**EXERCISE INSTRUCTIONS**
Exactly as they stand, set down all of the records again.

**DATASET RECORDS**

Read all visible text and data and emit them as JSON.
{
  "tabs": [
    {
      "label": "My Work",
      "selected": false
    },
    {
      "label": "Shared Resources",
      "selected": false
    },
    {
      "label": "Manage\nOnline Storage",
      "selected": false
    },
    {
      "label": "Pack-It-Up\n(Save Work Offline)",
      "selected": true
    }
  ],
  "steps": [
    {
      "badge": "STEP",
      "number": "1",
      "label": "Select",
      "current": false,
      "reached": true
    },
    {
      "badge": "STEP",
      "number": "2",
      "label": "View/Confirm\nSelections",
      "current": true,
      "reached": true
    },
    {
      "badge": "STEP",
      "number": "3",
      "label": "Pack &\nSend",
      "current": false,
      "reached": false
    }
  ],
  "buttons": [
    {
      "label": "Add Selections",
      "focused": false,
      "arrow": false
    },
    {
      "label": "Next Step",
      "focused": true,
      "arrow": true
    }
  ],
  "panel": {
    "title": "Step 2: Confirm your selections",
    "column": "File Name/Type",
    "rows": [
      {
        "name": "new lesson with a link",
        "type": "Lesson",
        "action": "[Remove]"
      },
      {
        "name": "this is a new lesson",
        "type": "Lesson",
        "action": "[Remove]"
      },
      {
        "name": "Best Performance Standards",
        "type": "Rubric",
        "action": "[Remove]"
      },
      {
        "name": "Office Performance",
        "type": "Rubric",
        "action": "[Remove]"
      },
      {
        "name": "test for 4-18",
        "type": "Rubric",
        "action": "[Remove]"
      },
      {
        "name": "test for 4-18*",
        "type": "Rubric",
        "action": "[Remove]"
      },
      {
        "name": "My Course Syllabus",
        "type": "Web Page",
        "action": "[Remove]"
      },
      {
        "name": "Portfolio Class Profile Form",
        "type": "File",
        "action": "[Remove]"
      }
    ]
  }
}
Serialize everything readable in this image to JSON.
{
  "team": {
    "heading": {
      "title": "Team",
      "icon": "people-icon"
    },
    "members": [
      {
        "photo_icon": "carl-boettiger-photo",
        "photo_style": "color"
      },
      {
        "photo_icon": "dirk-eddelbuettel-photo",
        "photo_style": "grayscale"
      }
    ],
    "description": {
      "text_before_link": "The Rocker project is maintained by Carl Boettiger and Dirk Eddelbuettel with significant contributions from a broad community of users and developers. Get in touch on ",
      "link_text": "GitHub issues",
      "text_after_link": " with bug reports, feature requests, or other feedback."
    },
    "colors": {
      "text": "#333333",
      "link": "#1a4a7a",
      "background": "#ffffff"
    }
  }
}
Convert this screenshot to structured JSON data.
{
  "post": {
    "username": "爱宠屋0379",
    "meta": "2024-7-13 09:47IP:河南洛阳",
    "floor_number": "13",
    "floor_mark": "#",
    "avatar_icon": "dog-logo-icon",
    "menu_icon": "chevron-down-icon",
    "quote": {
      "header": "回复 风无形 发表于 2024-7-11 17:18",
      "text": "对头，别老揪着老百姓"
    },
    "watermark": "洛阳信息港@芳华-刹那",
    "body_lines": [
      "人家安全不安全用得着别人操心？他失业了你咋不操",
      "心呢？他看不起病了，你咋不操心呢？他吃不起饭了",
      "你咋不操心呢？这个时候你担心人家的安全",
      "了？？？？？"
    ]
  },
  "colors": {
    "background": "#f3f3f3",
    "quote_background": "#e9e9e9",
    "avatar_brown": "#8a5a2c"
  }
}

**TASK RESPONSE**
Read all visible text and data and emit them as JSON.
{
  "tabs": [
    {
      "label": "My Work",
      "selected": false
    },
    {
      "label": "Shared Resources",
      "selected": false
    },
    {
      "label": "Manage\nOnline Storage",
      "selected": false
    },
    {
      "label": "Pack-It-Up\n(Save Work Offline)",
      "selected": true
    }
  ],
  "steps": [
    {
      "badge": "STEP",
      "number": "1",
      "label": "Select",
      "current": false,
      "reached": true
    },
    {
      "badge": "STEP",
      "number": "2",
      "label": "View/Confirm\nSelections",
      "current": true,
      "reached": true
    },
    {
      "badge": "STEP",
      "number": "3",
      "label": "Pack &\nSend",
      "current": false,
      "reached": false
    }
  ],
  "buttons": [
    {
      "label": "Add Selections",
      "focused": false,
      "arrow": false
    },
    {
      "label": "Next Step",
      "focused": true,
      "arrow": true
    }
  ],
  "panel": {
    "title": "Step 2: Confirm your selections",
    "column": "File Name/Type",
    "rows": [
      {
        "name": "new lesson with a link",
        "type": "Lesson",
        "action": "[Remove]"
      },
      {
        "name": "this is a new lesson",
        "type": "Lesson",
        "action": "[Remove]"
      },
      {
        "name": "Best Performance Standards",
        "type": "Rubric",
        "action": "[Remove]"
      },
      {
        "name": "Office Performance",
        "type": "Rubric",
        "action": "[Remove]"
      },
      {
        "name": "test for 4-18",
        "type": "Rubric",
        "action": "[Remove]"
      },
      {
        "name": "test for 4-18*",
        "type": "Rubric",
        "action": "[Remove]"
      },
      {
        "name": "My Course Syllabus",
        "type": "Web Page",
        "action": "[Remove]"
      },
      {
        "name": "Portfolio Class Profile Form",
        "type": "File",
        "action": "[Remove]"
      }
    ]
  }
}
Serialize everything readable in this image to JSON.
{
  "team": {
    "heading": {
      "title": "Team",
      "icon": "people-icon"
    },
    "members": [
      {
        "photo_icon": "carl-boettiger-photo",
        "photo_style": "color"
      },
      {
        "photo_icon": "dirk-eddelbuettel-photo",
        "photo_style": "grayscale"
      }
    ],
    "description": {
      "text_before_link": "The Rocker project is maintained by Carl Boettiger and Dirk Eddelbuettel with significant contributions from a broad community of users and developers. Get in touch on ",
      "link_text": "GitHub issues",
      "text_after_link": " with bug reports, feature requests, or other feedback."
    },
    "colors": {
      "text": "#333333",
      "link": "#1a4a7a",
      "background": "#ffffff"
    }
  }
}
Convert this screenshot to structured JSON data.
{
  "post": {
    "username": "爱宠屋0379",
    "meta": "2024-7-13 09:47IP:河南洛阳",
    "floor_number": "13",
    "floor_mark": "#",
    "avatar_icon": "dog-logo-icon",
    "menu_icon": "chevron-down-icon",
    "quote": {
      "header": "回复 风无形 发表于 2024-7-11 17:18",
      "text": "对头，别老揪着老百姓"
    },
    "watermark": "洛阳信息港@芳华-刹那",
    "body_lines": [
      "人家安全不安全用得着别人操心？他失业了你咋不操",
      "心呢？他看不起病了，你咋不操心呢？他吃不起饭了",
      "你咋不操心呢？这个时候你担心人家的安全",
      "了？？？？？"
    ]
  },
  "colors": {
    "background": "#f3f3f3",
    "quote_background": "#e9e9e9",
    "avatar_brown": "#8a5a2c"
  }
}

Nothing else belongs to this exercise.